= The problem =
The answer should be each line from the entries below that has the word "double" in it.
Extracted information Block Start
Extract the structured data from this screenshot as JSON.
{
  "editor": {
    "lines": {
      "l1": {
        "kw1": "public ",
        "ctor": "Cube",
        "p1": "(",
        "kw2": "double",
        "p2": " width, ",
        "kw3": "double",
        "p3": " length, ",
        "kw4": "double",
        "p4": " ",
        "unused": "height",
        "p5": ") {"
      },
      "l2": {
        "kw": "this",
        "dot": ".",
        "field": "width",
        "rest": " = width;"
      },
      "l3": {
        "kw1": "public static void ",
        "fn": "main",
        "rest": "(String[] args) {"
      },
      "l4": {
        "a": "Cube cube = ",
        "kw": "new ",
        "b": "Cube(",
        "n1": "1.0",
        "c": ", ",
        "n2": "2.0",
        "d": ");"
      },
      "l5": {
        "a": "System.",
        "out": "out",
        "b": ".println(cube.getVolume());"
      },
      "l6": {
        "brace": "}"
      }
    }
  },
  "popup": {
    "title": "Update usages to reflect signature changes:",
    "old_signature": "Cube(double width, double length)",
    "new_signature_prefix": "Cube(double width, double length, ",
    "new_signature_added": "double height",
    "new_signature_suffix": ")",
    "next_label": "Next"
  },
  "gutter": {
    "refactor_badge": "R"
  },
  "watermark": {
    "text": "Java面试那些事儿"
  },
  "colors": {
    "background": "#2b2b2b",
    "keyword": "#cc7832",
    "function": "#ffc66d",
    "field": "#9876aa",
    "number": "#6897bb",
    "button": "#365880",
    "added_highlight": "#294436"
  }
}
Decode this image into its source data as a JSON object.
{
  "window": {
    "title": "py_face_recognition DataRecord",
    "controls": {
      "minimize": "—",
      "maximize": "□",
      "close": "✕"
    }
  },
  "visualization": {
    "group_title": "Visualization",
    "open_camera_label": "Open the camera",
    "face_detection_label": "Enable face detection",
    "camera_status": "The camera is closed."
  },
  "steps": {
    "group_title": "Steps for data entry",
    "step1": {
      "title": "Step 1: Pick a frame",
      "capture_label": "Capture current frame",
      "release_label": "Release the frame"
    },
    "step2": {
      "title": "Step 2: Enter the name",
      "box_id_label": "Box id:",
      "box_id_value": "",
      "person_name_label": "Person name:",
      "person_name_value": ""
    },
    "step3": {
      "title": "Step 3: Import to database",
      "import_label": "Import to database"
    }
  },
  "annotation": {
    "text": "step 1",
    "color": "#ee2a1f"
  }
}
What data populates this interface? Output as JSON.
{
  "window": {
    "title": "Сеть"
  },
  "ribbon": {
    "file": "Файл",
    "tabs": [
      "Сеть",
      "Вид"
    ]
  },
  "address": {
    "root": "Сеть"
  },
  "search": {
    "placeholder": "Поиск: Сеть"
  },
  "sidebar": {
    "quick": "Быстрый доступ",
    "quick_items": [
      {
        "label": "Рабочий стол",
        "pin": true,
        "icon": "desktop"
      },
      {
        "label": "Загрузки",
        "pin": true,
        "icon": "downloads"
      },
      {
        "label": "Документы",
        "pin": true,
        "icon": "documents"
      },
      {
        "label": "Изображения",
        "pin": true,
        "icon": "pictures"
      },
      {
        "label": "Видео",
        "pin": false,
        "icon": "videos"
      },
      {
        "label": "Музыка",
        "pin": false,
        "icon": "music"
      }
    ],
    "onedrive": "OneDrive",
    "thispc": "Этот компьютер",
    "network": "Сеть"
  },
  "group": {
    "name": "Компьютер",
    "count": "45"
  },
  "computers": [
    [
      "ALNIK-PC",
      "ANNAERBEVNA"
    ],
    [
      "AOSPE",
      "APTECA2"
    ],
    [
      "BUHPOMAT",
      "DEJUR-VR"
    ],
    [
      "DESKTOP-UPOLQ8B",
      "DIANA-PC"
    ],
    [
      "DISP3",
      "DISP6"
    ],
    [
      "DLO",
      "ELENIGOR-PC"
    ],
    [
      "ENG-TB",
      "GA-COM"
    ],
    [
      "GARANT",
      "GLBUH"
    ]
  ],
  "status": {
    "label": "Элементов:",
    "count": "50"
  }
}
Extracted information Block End
= Exercise response =
        "kw2": "double",
        "kw3": "double",
        "kw4": "double",
    "old_signature": "Cube(double width, double length)",
    "new_signature_prefix": "Cube(double width, double length, ",
    "new_signature_added": "double height",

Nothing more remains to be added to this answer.